Already hammered with the growing popularity of BJP in Bengal, the TMC now faces an AIMIM in the upcoming assembly election. Although the Trinamool leadership has denied the wholly Muslim party would pose a challenge, Asaddudin Owaisi’s visit to the state on 3 January could trigger the beginning of an erosion of the support the ruling party has largely enjoyed from the not-so-minority community. Moreover, the facts from ground zero raise serious doubts about the TMC’s show of confidence.
Upon arriving in West Bengal, Owaisi went first to Furfura Sharif, a prominent religious shrine of Bengali Muslims, in District Hooghly, and then had a meeting with Abbas Siddique, Peerzada and Secretary of Furfura Sharif. The meeting revolved mainly around Bengal’s political scenario and upcoming assembly election in the state.

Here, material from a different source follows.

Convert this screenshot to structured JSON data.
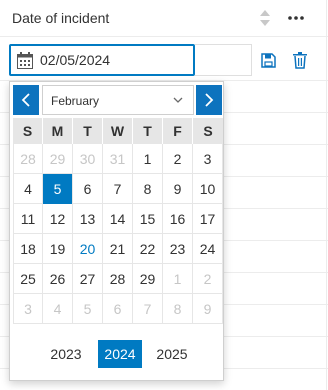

Siddique, an influential Muslim cleric and popular leader of the community, has been in news of late for criticising the ruling party openly on several issues. Known for his grassroot connect and stronghold on the Muslim populace of southern Bengal, the Peerzada was to officially float his own political party in December 2020.
The plight of the Indian Muslims of Bengal and their dissatisfaction with TMC is now out in the open. It has been a major grievance of the Indian Muslims of the state that the TMC has snatched away their share of benefits and given it out to the Bangladeshi Muslim infiltrators and Rohingya Muslims to strengthen its Muslim vote bank. This has taken the Indian Muslims of Bengal for granted. Besides, they claim that the TMC did nothing so far for the overall development, amelioration and uplift of the Indian Muslims of Bengal in spite of their incessant support to the party till 2019.
Siddique, who has held over thousand rallies in the last six months, has more or less become the mouthpiece of the Indian Muslims of West Bengal. Muslims, especially the youth of southern Bengal, see a counter to the BJP (Narendra Modi-Amit Shah) in him. The grievance and dissatisfaction of the Indian Muslims with the TMC reflects in his statements, especially when he talks about the unfulfilled promises such as opening of new madrassas, providing jobs, health care facilities, basic amenities, proper connectivity, making Furfura Sharif an international pilgrim destination etc. The Peerzada has gone to the extent of saying that the stipend announced for the imams by the TMC sounded like it came from the government whereas it came from the income of their own waqf properties’ income.
Siddique, who, as stated earlier, already has a grip over the local Muslim populace, plans to strengthen support in Murshidabad, Malda, Uttar Dinajpur, some areas of northern Bengal and the bordering areas of Jharkhand.
Owaisi’s ambition is to create a national political party, which, according to the rules of the Election Commission, is possible only after it gets at least 6% of the votes polled in at least four state assembly elections. After the surprising win of five seats in the bordering state of Bihar, West Bengal, with 30% of Muslim populace, undoubtedly serves as a fertile ground for Owaisi’s expansion plans. The AIMIM entry in the Bengal politics is well calculated, given the fact that the Indian Muslims of Bengal are, in general, dissatisfied with the present ruling party for not fulfilling the promises made to them.
Although the Peerzada has claimed that, apart from the AIMIM, he is in talks with the INC as well as the CPM, as they need at least 10-20% of the Hindu votes and form a strong alliance to defeat the TMC, the AIMIM still remains the best ally as its supremo has kind of surrendered before the Peerzada and left it entirely on him to decide on the shape and form of their alliance, unlike the INC and CPM. In this kind of a pitched political battle, the statements of members of the ruling party that the entry of the AIMIM would not have any impact on TMC does not hold water. However, if the AIMIM’s entry benefits the BJP in the process, the TMC should consider it as collateral damage rather than calling the AIMIM “BJP’s B team”. The BJP can in no way be blamed either for the non-performance against the commitments of TMC to the Indian Muslims of the state nor for the expansion plans of AIMIM, especially when the TMC itself has such plans. In the process of turning itself AITC, they too have contested elections in the neighbouring as well as the far off states of Bihar, Jharkhand, Assam, Tripura, Haryana and Uttar Pradesh. Now that the war has been declared, the magnitude of harm that the AIMIM is going to cause to the other political parties remains an open question.